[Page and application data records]
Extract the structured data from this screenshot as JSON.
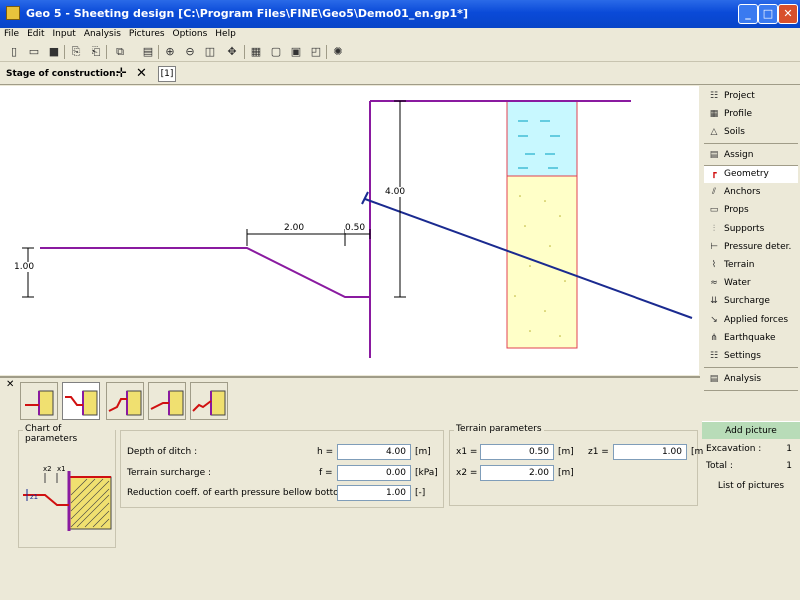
{
  "window": {
    "title": "Geo 5 - Sheeting design [C:\\Program Files\\FINE\\Geo5\\Demo01_en.gp1*]",
    "min": "_",
    "max": "□",
    "close": "✕"
  },
  "menu": [
    "File",
    "Edit",
    "Input",
    "Analysis",
    "Pictures",
    "Options",
    "Help"
  ],
  "stage": {
    "label": "Stage of construction:",
    "current": "[1]"
  },
  "canvas": {
    "dim_depth": "1.00",
    "dim_x2": "2.00",
    "dim_x1": "0.50",
    "dim_h": "4.00"
  },
  "sidebar": {
    "items": [
      {
        "label": "Project",
        "icon": "project-icon"
      },
      {
        "label": "Profile",
        "icon": "profile-icon"
      },
      {
        "label": "Soils",
        "icon": "soils-icon"
      },
      {
        "label": "Assign",
        "icon": "assign-icon"
      },
      {
        "label": "Geometry",
        "icon": "geometry-icon"
      },
      {
        "label": "Anchors",
        "icon": "anchors-icon"
      },
      {
        "label": "Props",
        "icon": "props-icon"
      },
      {
        "label": "Supports",
        "icon": "supports-icon"
      },
      {
        "label": "Pressure deter.",
        "icon": "pressure-icon"
      },
      {
        "label": "Terrain",
        "icon": "terrain-icon"
      },
      {
        "label": "Water",
        "icon": "water-icon"
      },
      {
        "label": "Surcharge",
        "icon": "surcharge-icon"
      },
      {
        "label": "Applied forces",
        "icon": "forces-icon"
      },
      {
        "label": "Earthquake",
        "icon": "earthquake-icon"
      },
      {
        "label": "Settings",
        "icon": "settings-icon"
      },
      {
        "label": "Analysis",
        "icon": "analysis-icon"
      }
    ],
    "selected": "Geometry",
    "add_picture": "Add picture",
    "excavation_label": "Excavation :",
    "excavation_count": "1",
    "total_label": "Total :",
    "total_count": "1",
    "list_pictures": "List of pictures"
  },
  "panel": {
    "chart_caption": "Chart of parameters",
    "chart_x2": "x2",
    "chart_x1": "x1",
    "chart_z1": "z1",
    "fields": {
      "depth_label": "Depth of ditch :",
      "depth_sym": "h =",
      "depth_val": "4.00",
      "depth_unit": "[m]",
      "surch_label": "Terrain surcharge :",
      "surch_sym": "f =",
      "surch_val": "0.00",
      "surch_unit": "[kPa]",
      "red_label": "Reduction coeff. of earth pressure bellow bottom :",
      "red_val": "1.00",
      "red_unit": "[-]"
    },
    "terrain": {
      "caption": "Terrain parameters",
      "x1_sym": "x1 =",
      "x1_val": "0.50",
      "x1_unit": "[m]",
      "z1_sym": "z1 =",
      "z1_val": "1.00",
      "z1_unit": "[m",
      "x2_sym": "x2 =",
      "x2_val": "2.00",
      "x2_unit": "[m]"
    }
  },
  "colors": {
    "sheet": "#8a1aa0",
    "water_line": "#1a2a90",
    "soil_fill": "#ffffc8",
    "water_fill": "#c8f8ff",
    "soil_border": "#e04050"
  }
}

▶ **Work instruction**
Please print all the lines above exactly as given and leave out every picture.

▶ **Task response**
Extract the structured data from this screenshot as JSON.
{
  "window": {
    "title": "Geo 5 - Sheeting design [C:\\Program Files\\FINE\\Geo5\\Demo01_en.gp1*]",
    "min": "_",
    "max": "□",
    "close": "✕"
  },
  "menu": [
    "File",
    "Edit",
    "Input",
    "Analysis",
    "Pictures",
    "Options",
    "Help"
  ],
  "stage": {
    "label": "Stage of construction:",
    "current": "[1]"
  },
  "canvas": {
    "dim_depth": "1.00",
    "dim_x2": "2.00",
    "dim_x1": "0.50",
    "dim_h": "4.00"
  },
  "sidebar": {
    "items": [
      {
        "label": "Project",
        "icon": "project-icon"
      },
      {
        "label": "Profile",
        "icon": "profile-icon"
      },
      {
        "label": "Soils",
        "icon": "soils-icon"
      },
      {
        "label": "Assign",
        "icon": "assign-icon"
      },
      {
        "label": "Geometry",
        "icon": "geometry-icon"
      },
      {
        "label": "Anchors",
        "icon": "anchors-icon"
      },
      {
        "label": "Props",
        "icon": "props-icon"
      },
      {
        "label": "Supports",
        "icon": "supports-icon"
      },
      {
        "label": "Pressure deter.",
        "icon": "pressure-icon"
      },
      {
        "label": "Terrain",
        "icon": "terrain-icon"
      },
      {
        "label": "Water",
        "icon": "water-icon"
      },
      {
        "label": "Surcharge",
        "icon": "surcharge-icon"
      },
      {
        "label": "Applied forces",
        "icon": "forces-icon"
      },
      {
        "label": "Earthquake",
        "icon": "earthquake-icon"
      },
      {
        "label": "Settings",
        "icon": "settings-icon"
      },
      {
        "label": "Analysis",
        "icon": "analysis-icon"
      }
    ],
    "selected": "Geometry",
    "add_picture": "Add picture",
    "excavation_label": "Excavation :",
    "excavation_count": "1",
    "total_label": "Total :",
    "total_count": "1",
    "list_pictures": "List of pictures"
  },
  "panel": {
    "chart_caption": "Chart of parameters",
    "chart_x2": "x2",
    "chart_x1": "x1",
    "chart_z1": "z1",
    "fields": {
      "depth_label": "Depth of ditch :",
      "depth_sym": "h =",
      "depth_val": "4.00",
      "depth_unit": "[m]",
      "surch_label": "Terrain surcharge :",
      "surch_sym": "f =",
      "surch_val": "0.00",
      "surch_unit": "[kPa]",
      "red_label": "Reduction coeff. of earth pressure bellow bottom :",
      "red_val": "1.00",
      "red_unit": "[-]"
    },
    "terrain": {
      "caption": "Terrain parameters",
      "x1_sym": "x1 =",
      "x1_val": "0.50",
      "x1_unit": "[m]",
      "z1_sym": "z1 =",
      "z1_val": "1.00",
      "z1_unit": "[m",
      "x2_sym": "x2 =",
      "x2_val": "2.00",
      "x2_unit": "[m]"
    }
  },
  "colors": {
    "sheet": "#8a1aa0",
    "water_line": "#1a2a90",
    "soil_fill": "#ffffc8",
    "water_fill": "#c8f8ff",
    "soil_border": "#e04050"
  }
}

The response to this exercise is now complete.